In the article, Edelman suggests that, to retain its position as a trusted institution, business “can take steps to respond to today’s volatile world, such as pursuing rational policy and promoting civil discourse.” To that end, Edelman advocates that business:
“1 – Push back against polarization in pursuit of rational policies. It’s unrealistic for CEOs to not engage in public policy issues that affect their businesses. After all, business operates best in stable, functioning societies. If leaders want to achieve more rational public policy, they must engage and stand against political extremes. They should not try to assuage either side. The model of moderation, adherence to strategy, mindfulness of long-term trends—social, technological, economic, environmental—offer a powerful benefit to society.

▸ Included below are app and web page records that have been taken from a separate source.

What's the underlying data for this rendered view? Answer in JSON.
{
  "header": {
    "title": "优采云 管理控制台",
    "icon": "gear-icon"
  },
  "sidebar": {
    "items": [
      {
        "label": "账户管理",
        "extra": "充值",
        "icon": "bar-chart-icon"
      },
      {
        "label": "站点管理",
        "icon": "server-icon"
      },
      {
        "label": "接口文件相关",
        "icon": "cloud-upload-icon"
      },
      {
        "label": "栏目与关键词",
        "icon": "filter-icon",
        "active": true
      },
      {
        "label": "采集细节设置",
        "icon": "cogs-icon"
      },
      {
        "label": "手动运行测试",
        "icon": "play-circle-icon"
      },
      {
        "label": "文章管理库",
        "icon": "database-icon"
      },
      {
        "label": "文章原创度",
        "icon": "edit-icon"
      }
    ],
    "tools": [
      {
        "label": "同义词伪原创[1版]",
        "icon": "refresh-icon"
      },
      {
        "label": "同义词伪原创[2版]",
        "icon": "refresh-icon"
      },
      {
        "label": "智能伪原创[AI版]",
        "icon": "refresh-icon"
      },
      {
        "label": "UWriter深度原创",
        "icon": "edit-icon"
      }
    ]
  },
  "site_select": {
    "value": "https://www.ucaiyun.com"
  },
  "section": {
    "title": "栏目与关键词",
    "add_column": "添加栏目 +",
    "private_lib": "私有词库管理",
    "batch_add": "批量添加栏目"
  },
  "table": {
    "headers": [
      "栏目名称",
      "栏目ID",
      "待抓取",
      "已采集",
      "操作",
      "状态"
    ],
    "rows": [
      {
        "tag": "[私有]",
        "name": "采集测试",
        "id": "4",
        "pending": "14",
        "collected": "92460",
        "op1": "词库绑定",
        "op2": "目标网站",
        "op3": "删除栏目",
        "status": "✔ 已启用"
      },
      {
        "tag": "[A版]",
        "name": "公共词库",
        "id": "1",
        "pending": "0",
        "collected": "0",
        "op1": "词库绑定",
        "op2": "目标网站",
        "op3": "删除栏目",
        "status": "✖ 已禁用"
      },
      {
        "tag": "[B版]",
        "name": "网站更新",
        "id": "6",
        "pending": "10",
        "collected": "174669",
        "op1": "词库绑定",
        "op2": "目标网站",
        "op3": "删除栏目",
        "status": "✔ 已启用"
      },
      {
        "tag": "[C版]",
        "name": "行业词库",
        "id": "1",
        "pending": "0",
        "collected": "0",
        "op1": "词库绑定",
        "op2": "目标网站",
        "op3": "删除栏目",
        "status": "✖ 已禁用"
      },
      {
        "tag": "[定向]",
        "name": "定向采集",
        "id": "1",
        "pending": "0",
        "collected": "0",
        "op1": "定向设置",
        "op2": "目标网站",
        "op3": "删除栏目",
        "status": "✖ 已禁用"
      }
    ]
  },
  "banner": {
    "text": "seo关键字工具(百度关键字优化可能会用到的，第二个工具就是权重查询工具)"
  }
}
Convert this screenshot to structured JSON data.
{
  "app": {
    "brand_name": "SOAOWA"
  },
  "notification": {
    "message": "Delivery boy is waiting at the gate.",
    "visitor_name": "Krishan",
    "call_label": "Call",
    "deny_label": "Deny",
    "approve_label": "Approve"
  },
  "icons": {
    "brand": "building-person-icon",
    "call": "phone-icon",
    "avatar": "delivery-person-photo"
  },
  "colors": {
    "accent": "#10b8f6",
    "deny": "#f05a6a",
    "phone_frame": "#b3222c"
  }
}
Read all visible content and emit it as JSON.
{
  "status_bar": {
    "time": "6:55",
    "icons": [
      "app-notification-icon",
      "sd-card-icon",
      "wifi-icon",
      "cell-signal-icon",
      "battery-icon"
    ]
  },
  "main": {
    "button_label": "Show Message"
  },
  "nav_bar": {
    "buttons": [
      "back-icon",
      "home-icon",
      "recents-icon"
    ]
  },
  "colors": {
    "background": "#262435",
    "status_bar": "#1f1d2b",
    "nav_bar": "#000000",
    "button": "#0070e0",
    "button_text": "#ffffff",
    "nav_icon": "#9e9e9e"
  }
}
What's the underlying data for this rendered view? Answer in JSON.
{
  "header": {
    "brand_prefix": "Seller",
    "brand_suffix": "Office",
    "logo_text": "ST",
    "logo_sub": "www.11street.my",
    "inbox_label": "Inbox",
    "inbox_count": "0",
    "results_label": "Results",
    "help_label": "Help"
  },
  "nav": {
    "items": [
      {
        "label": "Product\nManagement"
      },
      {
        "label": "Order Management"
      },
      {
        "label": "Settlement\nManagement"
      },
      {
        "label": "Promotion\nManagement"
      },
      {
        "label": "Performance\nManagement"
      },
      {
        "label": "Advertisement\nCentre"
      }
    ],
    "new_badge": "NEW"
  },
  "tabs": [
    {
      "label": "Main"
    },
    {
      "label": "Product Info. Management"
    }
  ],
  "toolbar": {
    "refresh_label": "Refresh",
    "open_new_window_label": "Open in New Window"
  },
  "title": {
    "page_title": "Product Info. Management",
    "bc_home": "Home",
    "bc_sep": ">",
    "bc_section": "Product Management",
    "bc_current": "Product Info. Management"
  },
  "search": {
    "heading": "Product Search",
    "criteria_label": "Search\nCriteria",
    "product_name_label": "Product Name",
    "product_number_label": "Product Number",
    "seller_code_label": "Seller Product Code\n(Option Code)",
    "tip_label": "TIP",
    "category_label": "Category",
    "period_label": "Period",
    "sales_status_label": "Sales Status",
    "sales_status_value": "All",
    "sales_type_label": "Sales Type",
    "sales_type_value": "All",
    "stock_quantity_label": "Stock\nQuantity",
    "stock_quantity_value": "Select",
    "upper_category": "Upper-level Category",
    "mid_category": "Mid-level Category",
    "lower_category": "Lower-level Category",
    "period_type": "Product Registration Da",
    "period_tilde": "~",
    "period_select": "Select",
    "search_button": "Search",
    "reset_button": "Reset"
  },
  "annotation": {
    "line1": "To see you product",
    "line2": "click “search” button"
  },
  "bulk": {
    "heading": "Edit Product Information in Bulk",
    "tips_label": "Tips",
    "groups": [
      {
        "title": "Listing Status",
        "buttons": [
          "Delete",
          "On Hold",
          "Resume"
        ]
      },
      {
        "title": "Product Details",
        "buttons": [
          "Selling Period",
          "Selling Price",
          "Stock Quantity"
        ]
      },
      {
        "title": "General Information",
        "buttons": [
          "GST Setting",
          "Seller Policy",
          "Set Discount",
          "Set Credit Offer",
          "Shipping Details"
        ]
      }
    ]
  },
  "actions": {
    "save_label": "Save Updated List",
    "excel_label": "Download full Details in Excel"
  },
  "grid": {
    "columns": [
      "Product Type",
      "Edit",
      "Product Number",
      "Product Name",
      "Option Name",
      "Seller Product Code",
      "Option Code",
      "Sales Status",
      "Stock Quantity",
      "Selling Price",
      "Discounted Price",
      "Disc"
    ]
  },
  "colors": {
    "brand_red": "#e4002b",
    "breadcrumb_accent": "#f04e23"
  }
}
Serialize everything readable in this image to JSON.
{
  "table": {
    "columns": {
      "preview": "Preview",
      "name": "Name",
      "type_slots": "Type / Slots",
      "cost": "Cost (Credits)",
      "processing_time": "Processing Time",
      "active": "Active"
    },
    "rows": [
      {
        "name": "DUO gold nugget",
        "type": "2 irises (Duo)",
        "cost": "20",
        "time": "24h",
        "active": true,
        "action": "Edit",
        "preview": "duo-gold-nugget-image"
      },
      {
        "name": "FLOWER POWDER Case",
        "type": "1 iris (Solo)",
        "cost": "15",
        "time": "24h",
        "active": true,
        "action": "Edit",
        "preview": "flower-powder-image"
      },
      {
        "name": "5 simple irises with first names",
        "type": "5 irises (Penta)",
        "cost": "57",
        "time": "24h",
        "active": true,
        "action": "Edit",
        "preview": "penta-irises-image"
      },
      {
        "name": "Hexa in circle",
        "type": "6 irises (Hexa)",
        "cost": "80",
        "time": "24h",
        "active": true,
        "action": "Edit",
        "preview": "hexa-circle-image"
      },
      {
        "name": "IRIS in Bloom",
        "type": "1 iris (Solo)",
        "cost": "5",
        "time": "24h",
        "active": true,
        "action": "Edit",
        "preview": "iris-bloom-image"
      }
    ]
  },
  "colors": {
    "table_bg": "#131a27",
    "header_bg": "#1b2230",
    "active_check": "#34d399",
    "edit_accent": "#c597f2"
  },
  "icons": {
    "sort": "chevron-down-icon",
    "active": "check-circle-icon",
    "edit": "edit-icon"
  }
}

2 – Work across institutions to forge pragmatic solutions. CEOs should use their convening power to bring NGOs, government leaders and others together to prompt rational dialogue and urge pragmatic solutions on issues like reskilling workers, combating climate change and addressing inequality. To effect meaningful change, all institutions must work collaboratively to find common ground and foster progress.
3 – Promote civil discourse by first engaging employees. CEOs should ignite a more balanced conversation, starting inside their own companies. Employees want to be heard, so involve them. Move beyond episodic employee surveys and create a continuous listening system to understand their sentiment on critical issues more fully. Make the workplace a safe place for employees to engage with leaders, and one another, to drive dialogue and better inform the company’s stance on societal issues.
4 – Distribute trustworthy information. Raise the integrity of your content by ensuring what you distribute is balanced, based on sound science and accurate facts. Business can also prevent the spread of disinformation by not using platforms that propagate misinformation and sow discord.”